Northern Ireland is one of the least wooded regions in Europe, according to the Woodland Trust’s manifesto for Northern Ireland, which was the inspiration for Patrick’s work. However, efforts to reforest often rely on imported trees, which put ancient forests at risk from pests and diseases. Patrick’s data visualisation makes it easier to see the mix of trees: a biodiverse broadleaf woodland is easily distinguished from a monocultural plantation of pine and spruce.

Explore NI Forests and Belfast Trees yourself.


FireSight: understanding the risks of wildfire anywhere in the world

Jovanna Knezevic and Onkar Gulati

Forest fires of unprecedented scale have hit Australia, California, the Amazon and Southern Europe in recent years - and those are just the ones that we hear about. Wildfires disproportionately affect those in poverty and are just as prevalent in the Global South. But, most fire research is based in wealthy countries, using methods that aren’t easily comparable between regions.

Understanding fire risk on a global scale is the challenge taken up by 4C PhD students Jovana Knezevic and Onkar Gulati, whose start-up idea ‘FireSight’ recently won the Lucy Cavendish LucEnt Challenge, and was named runner up in the Cambridge Zero Climate Challenge.

Still at the concept stage, FireSight would use satellite remote sensing data analysed using machine learning to understand wildfire risk globally. This could give low-income countries affordable access to accurate information about fire risk, and could allow for coordinated regional strategies to prevent forest fires.

The climate impact of fire is about 1.8 gigatonnes of CO2 a year, equivalent to 6% of all emissions from human activity.

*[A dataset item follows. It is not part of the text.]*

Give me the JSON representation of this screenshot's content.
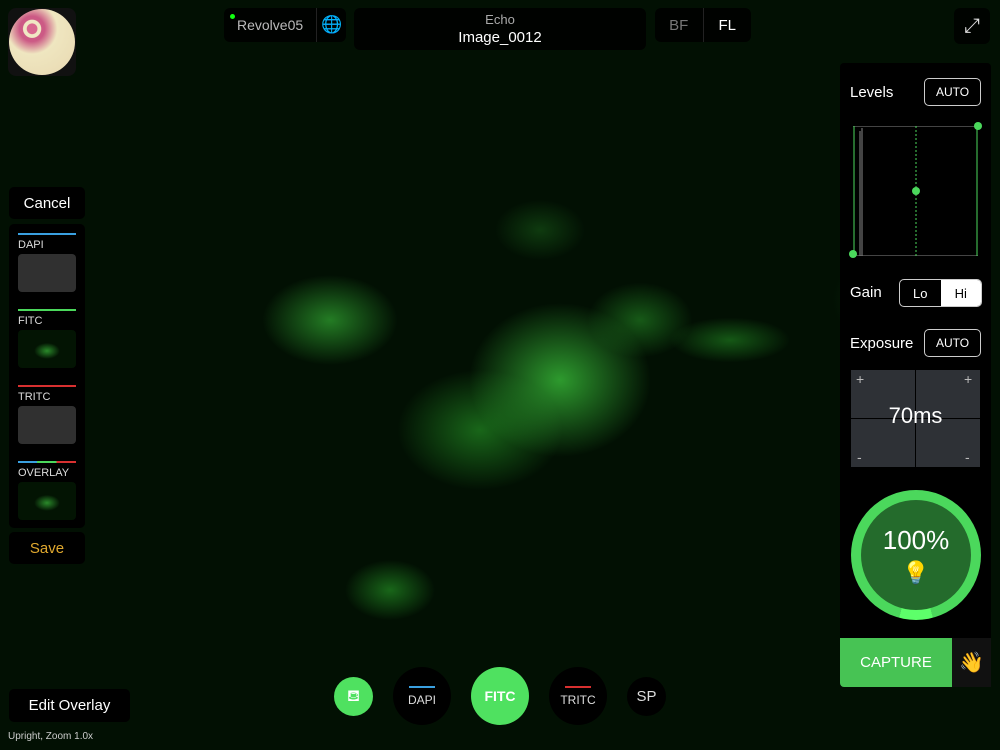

Understanding the impact of fire on carbon emissions, but also the potential for ‘reversal’, or the loss of carbon storage in trees, is an important strand of 4C’s work.

Chris Gibbs from the university’s commercialisation arm Cambridge Enterprise said: “Helping build the entrepreneurial mindset in the University ecosystem is critical to the innovation agenda and particularly crucial for a true net zero where over half the innovations needed for 2050 are still in the lab.”

Read more about the FireSight team's recent successes:



Amelia Holcomb’s research was supported in part by the David Cheriton Graduate Scholarship, the Canadian National Research Council, and the Harding Distinguished Postgraduate Scholarship.

Onkar Gulati and Jovanna Knezevic’s PhD research is funded by a charitable donation from the Tezos Foundation through AI4ER (AI for the Study of Environmental Risk), part of the UKRI Centre for Doctoral Training in the University of Cambridge Department of Computer Science and Technology.